This book should be understood as a pointed intermediate balance of the ethical thinking in the period of ending patriarchy: a kind of a framework into which other people can insert their own thoughts. As I do not yet intend to write the comprehensive textbook of postpatriarchal ethics that certainly will exist some time, I again and again touch topics with only a few phrases on which one could easily write several theses, for example the relation between postpatriarchal biblical ethics and the different streams of communitarism, postmodern and critical theory. Such deficiency in the perception of the past has often been the destiny of those discovering something new. It is not my purpose to engage in specialized debates or examine closely every corner of my argument. Rather, I want to set some outposts into a future in which the living-together of humans will be reorganized beyond the obsolete division of the world. I myself or other researchers have already examined more closely some of the issues that I only hint to in this book in former studies. The notes refer to respective propositions of further reading. Probably I myself, certainly other people will do more detailed research on all the open questions in the future.
Vgl. v.a. Immanuel Kant, Grundlegung zur Metaphysik der Sitten (1785) und Kritik der praktischer Vernunft (1788).
Vgl. John Rawls, A Theory of Justice (1971). Compare Christine M. Koorsgaard in: Herlinde Pauer-Studer ed. 2000, 39f. Kant as well as Rawls speak of "men" or "man" in their texts. Yet, several studies have prooved that in fact they only refer to white males; cf.Heidemarie Bennent 1985, Silvia Bovenschen 1980, Mary Daly 1986, Luce Irigaray 1980, Ursula Pia Jauch 1988, Susan Moller-Okin 1979, Luisa Muraro 1993, Ina Praetorius 1994 ua. Vgl. auch Kapitel 4 dieses Buches.
Vgl. z.B. Zygmunt Bauman 1995.
Cf., to this thought Andrea Günter 2000, 57-78. Günter here agrees with Hannah Arendt and writes about the challenge to come to understand "power in relation" that, up to now, we thought to be divine, as worldly. Cf. also Andrea Günter/Ina Praetorius 1999.
Cf. Libreria delle donne di Milano 1996, Ina Praetorius 2000, Michaela Moser/Ina Praetorius Hg. 2003.
Cf. Kap. 4.
Cf. Luce Irigaray (1991,11): "Die sexuelle Differenz stellt eine der Fragen oder die Frage dar, die in unserer Epoche zu denken ist. Jede Epoche hat – Heidegger zufolge – eine Sache zu "bedenken". Nur eine. Die sexuelle Differenz ist wahrscheinlich diejenige unserer Zeit. Diejenige, die uns, wäre sie gedacht, die "Rettung" bringen würde?"

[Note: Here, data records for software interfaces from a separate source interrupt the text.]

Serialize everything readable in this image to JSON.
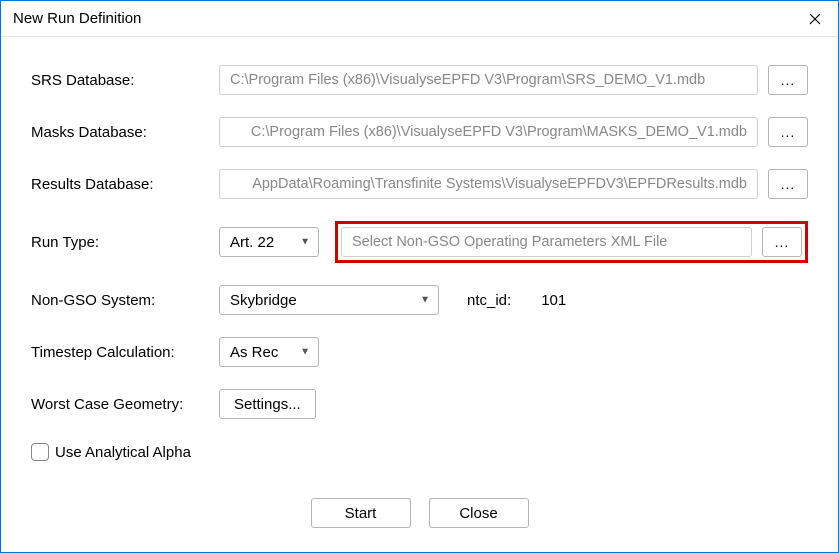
{
  "window": {
    "title": "New Run Definition"
  },
  "labels": {
    "srs": "SRS Database:",
    "masks": "Masks Database:",
    "results": "Results Database:",
    "runtype": "Run Type:",
    "ngso": "Non-GSO System:",
    "timestep": "Timestep Calculation:",
    "wcg": "Worst Case Geometry:",
    "analytical": "Use Analytical Alpha",
    "ntc": "ntc_id:"
  },
  "paths": {
    "srs": "C:\\Program Files (x86)\\VisualyseEPFD V3\\Program\\SRS_DEMO_V1.mdb",
    "masks": "C:\\Program Files (x86)\\VisualyseEPFD V3\\Program\\MASKS_DEMO_V1.mdb",
    "results": "AppData\\Roaming\\Transfinite Systems\\VisualyseEPFDV3\\EPFDResults.mdb",
    "xml_placeholder": "Select Non-GSO Operating Parameters XML File"
  },
  "selects": {
    "runtype": "Art. 22",
    "ngso": "Skybridge",
    "timestep": "As Rec"
  },
  "values": {
    "ntc_id": "101"
  },
  "buttons": {
    "browse": "...",
    "settings": "Settings...",
    "start": "Start",
    "close": "Close"
  }
}
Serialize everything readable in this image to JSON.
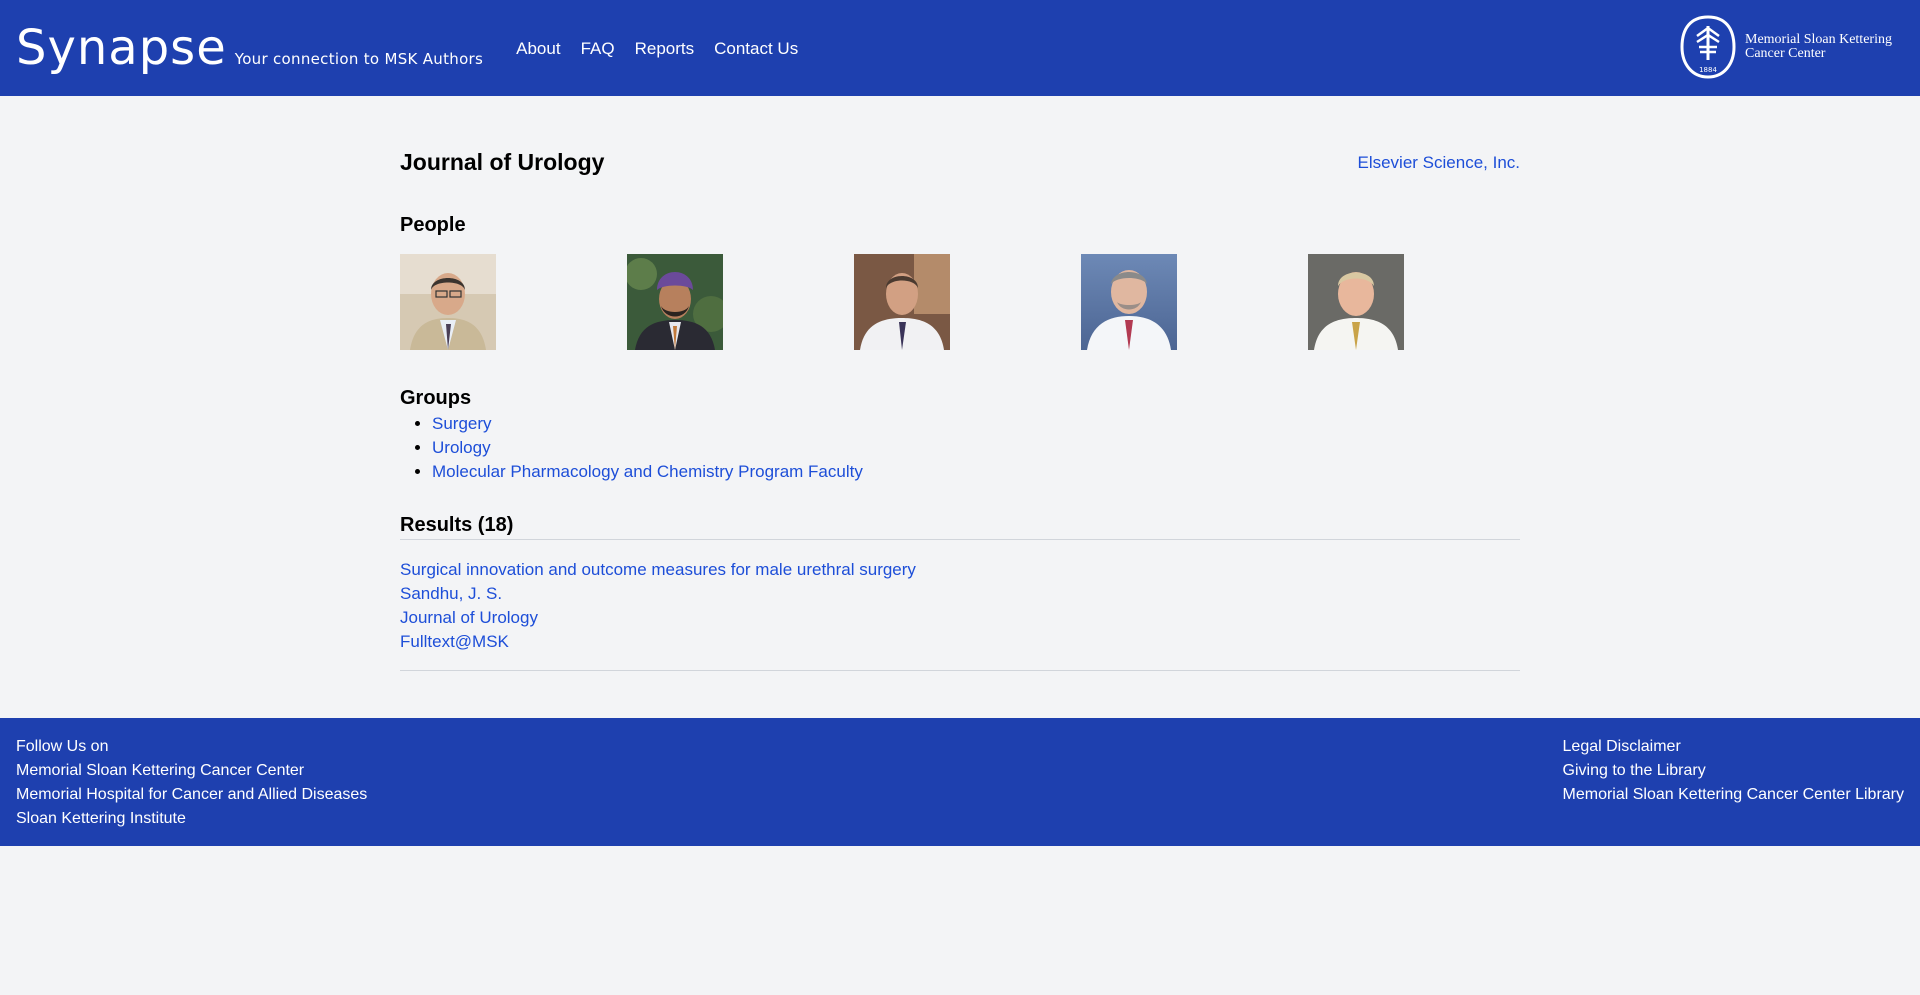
{
  "header": {
    "brand": "Synapse",
    "tagline": "Your connection to MSK Authors",
    "nav": [
      "About",
      "FAQ",
      "Reports",
      "Contact Us"
    ],
    "logo_text": "Memorial Sloan Kettering Cancer Center",
    "logo_year": "1884"
  },
  "journal": {
    "title": "Journal of Urology",
    "publisher": "Elsevier Science, Inc."
  },
  "people": {
    "heading": "People",
    "count": 5
  },
  "groups": {
    "heading": "Groups",
    "items": [
      "Surgery",
      "Urology",
      "Molecular Pharmacology and Chemistry Program Faculty"
    ]
  },
  "results": {
    "heading": "Results (18)",
    "items": [
      {
        "title": "Surgical innovation and outcome measures for male urethral surgery",
        "author": "Sandhu, J. S.",
        "journal": "Journal of Urology",
        "fulltext": "Fulltext@MSK"
      }
    ]
  },
  "footer": {
    "left": [
      "Follow Us on",
      "Memorial Sloan Kettering Cancer Center",
      "Memorial Hospital for Cancer and Allied Diseases",
      "Sloan Kettering Institute"
    ],
    "right": [
      "Legal Disclaimer",
      "Giving to the Library",
      "Memorial Sloan Kettering Cancer Center Library"
    ]
  },
  "colors": {
    "brand_blue": "#1e40af",
    "link_blue": "#1d4ed8",
    "page_bg": "#f3f4f6"
  }
}
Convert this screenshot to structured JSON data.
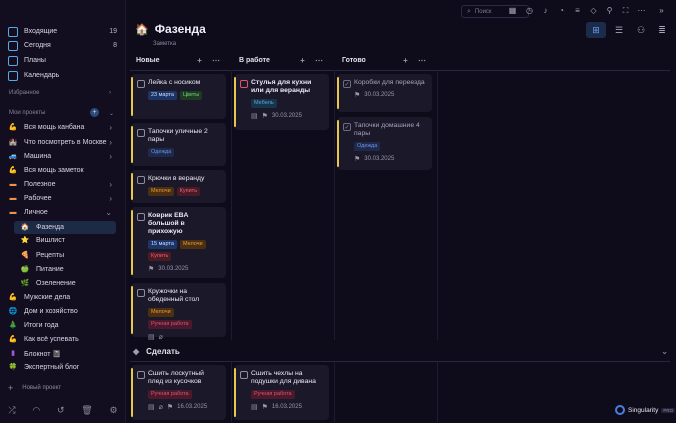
{
  "sidebar": {
    "nav": [
      {
        "label": "Входящие",
        "count": "19",
        "icon": "inbox-icon",
        "glyph": "▣",
        "color": "#5aa7e8"
      },
      {
        "label": "Сегодня",
        "count": "8",
        "icon": "calendar-today-icon",
        "glyph": "▦",
        "color": "#5aa7e8"
      },
      {
        "label": "Планы",
        "count": "",
        "icon": "plans-icon",
        "glyph": "▤",
        "color": "#5aa7e8"
      },
      {
        "label": "Календарь",
        "count": "",
        "icon": "calendar-icon",
        "glyph": "▥",
        "color": "#5aa7e8"
      }
    ],
    "favorites_label": "Избранное",
    "projects_label": "Мои проекты",
    "projects": [
      {
        "label": "Вся мощь канбана",
        "icon": "flex-icon",
        "glyph": "💪",
        "chev": true,
        "sub": false
      },
      {
        "label": "Что посмотреть в Москве",
        "icon": "kremlin-icon",
        "glyph": "🏰",
        "chev": true,
        "sub": false
      },
      {
        "label": "Машина",
        "icon": "car-icon",
        "glyph": "🚙",
        "chev": true,
        "sub": false
      },
      {
        "label": "Вся мощь заметок",
        "icon": "flex-icon",
        "glyph": "💪",
        "chev": false,
        "sub": false
      },
      {
        "label": "Полезное",
        "icon": "folder-icon",
        "glyph": "▬",
        "chev": true,
        "sub": false
      },
      {
        "label": "Рабочее",
        "icon": "folder-icon",
        "glyph": "▬",
        "chev": true,
        "sub": false
      },
      {
        "label": "Личное",
        "icon": "folder-icon",
        "glyph": "▬",
        "chev": true,
        "sub": false
      },
      {
        "label": "Фазенда",
        "icon": "house-icon",
        "glyph": "🏠",
        "chev": false,
        "sub": true,
        "active": true
      },
      {
        "label": "Вишлист",
        "icon": "star-icon",
        "glyph": "⭐",
        "chev": false,
        "sub": true
      },
      {
        "label": "Рецепты",
        "icon": "pizza-icon",
        "glyph": "🍕",
        "chev": false,
        "sub": true
      },
      {
        "label": "Питание",
        "icon": "apple-icon",
        "glyph": "🍏",
        "chev": false,
        "sub": true
      },
      {
        "label": "Озеленение",
        "icon": "plant-icon",
        "glyph": "🌿",
        "chev": false,
        "sub": true
      },
      {
        "label": "Мужские дела",
        "icon": "flex-icon",
        "glyph": "💪",
        "chev": false,
        "sub": false
      },
      {
        "label": "Дом и хозяйство",
        "icon": "globe-icon",
        "glyph": "🌐",
        "chev": false,
        "sub": false
      },
      {
        "label": "Итоги года",
        "icon": "tree-icon",
        "glyph": "🎄",
        "chev": false,
        "sub": false
      },
      {
        "label": "Как всё успевать",
        "icon": "flex-icon",
        "glyph": "💪",
        "chev": false,
        "sub": false
      },
      {
        "label": "Блокнот 📓",
        "icon": "notebook-icon",
        "glyph": "▮",
        "chev": false,
        "sub": false
      },
      {
        "label": "Экспертный блог",
        "icon": "clover-icon",
        "glyph": "🍀",
        "chev": false,
        "sub": false
      }
    ],
    "new_project": "Новый проект"
  },
  "topbar": {
    "search_placeholder": "Поиск"
  },
  "page": {
    "title": "Фазенда",
    "subtitle": "Заметка"
  },
  "columns": [
    {
      "label": "Новые"
    },
    {
      "label": "В работе"
    },
    {
      "label": "Готово"
    }
  ],
  "cards": {
    "c1": {
      "title": "Лейка с носиком",
      "tags": [
        {
          "t": "23 марта",
          "style": "date"
        },
        {
          "t": "Цветы",
          "style": "green"
        }
      ]
    },
    "c2": {
      "title": "Тапочки уличные 2 пары",
      "tags": [
        {
          "t": "Одежда",
          "style": "blue"
        }
      ]
    },
    "c3": {
      "title": "Крючки в веранду",
      "tags": [
        {
          "t": "Мелочи",
          "style": "orange"
        },
        {
          "t": "Купить",
          "style": "red"
        }
      ]
    },
    "c4": {
      "title": "Коврик EBA большой в прихожую",
      "tags": [
        {
          "t": "15 марта",
          "style": "date"
        },
        {
          "t": "Мелочи",
          "style": "orange"
        },
        {
          "t": "Купить",
          "style": "red"
        }
      ],
      "date": "30.03.2025"
    },
    "c5": {
      "title": "Кружочки на обеденный стол",
      "tags": [
        {
          "t": "Мелочи",
          "style": "orange"
        },
        {
          "t": "Ручная работа",
          "style": "pink"
        }
      ]
    },
    "c6": {
      "title": "Стулья для кухни или для веранды",
      "tags": [
        {
          "t": "Мебель",
          "style": "teal"
        }
      ],
      "date": "30.03.2025"
    },
    "c7": {
      "title": "Коробки для переезда",
      "date": "30.03.2025"
    },
    "c8": {
      "title": "Тапочки домашние 4 пары",
      "tags": [
        {
          "t": "Одежда",
          "style": "blue"
        }
      ],
      "date": "30.03.2025"
    },
    "c9": {
      "title": "Сшить лоскутный плед из кусочков",
      "tags": [
        {
          "t": "Ручная работа",
          "style": "pink"
        }
      ],
      "date": "16.03.2025"
    },
    "c10": {
      "title": "Сшить чехлы на подушки для дивана",
      "tags": [
        {
          "t": "Ручная работа",
          "style": "pink"
        }
      ],
      "date": "16.03.2025"
    }
  },
  "group": {
    "label": "Сделать"
  },
  "brand": {
    "name": "Singularity",
    "badge": "PRO"
  },
  "tag_styles": {
    "date": {
      "bg": "#1d3566",
      "fg": "#cfdcff"
    },
    "green": {
      "bg": "#1f3a22",
      "fg": "#7bcf78"
    },
    "blue": {
      "bg": "#1e2a4c",
      "fg": "#6f8fe0"
    },
    "orange": {
      "bg": "#4a2f12",
      "fg": "#e89a3a"
    },
    "red": {
      "bg": "#4a1a25",
      "fg": "#e46479"
    },
    "pink": {
      "bg": "#4a1a2c",
      "fg": "#d85478"
    },
    "teal": {
      "bg": "#16344a",
      "fg": "#5fa8d8"
    }
  }
}
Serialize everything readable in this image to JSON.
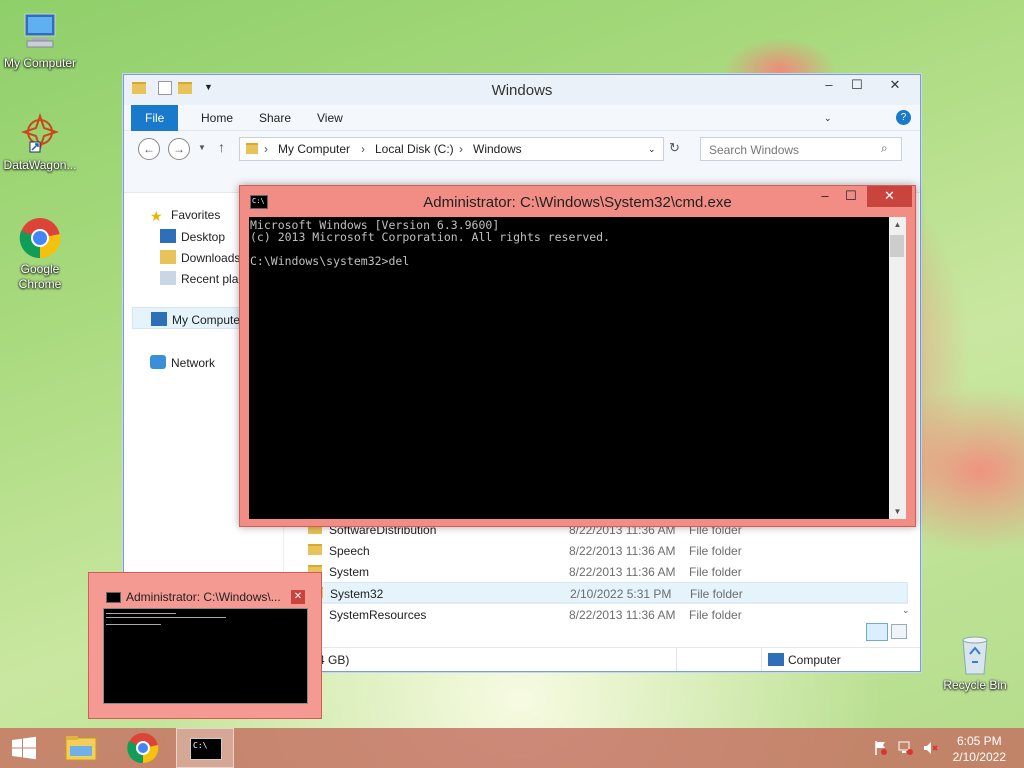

Ina Praetorius 1994.
Ina Praetorius 1995 (1998), 2000, 2002.
Cf. Kap. 4.
Cf. Carol Gilligan 1984, Elisabeth Conradi 2001 ua.
Cf. the alternative reading of "metaphysics" in: Andrea Günter 2003, v.a. 10-59.
A detailed argumentation can be found in Elisabeth Conradi 2001, 61-134.
Martha C. Nussbaum in: Herlinde Pauer-Studer Hg. 2000, 147.
Saying "morality" I refer to the regulations and norms that exist in fact. Consequently, "moral traditions" are delivered texts containing such time-bound norms.
Copyright © 2009 by Ina Praetorius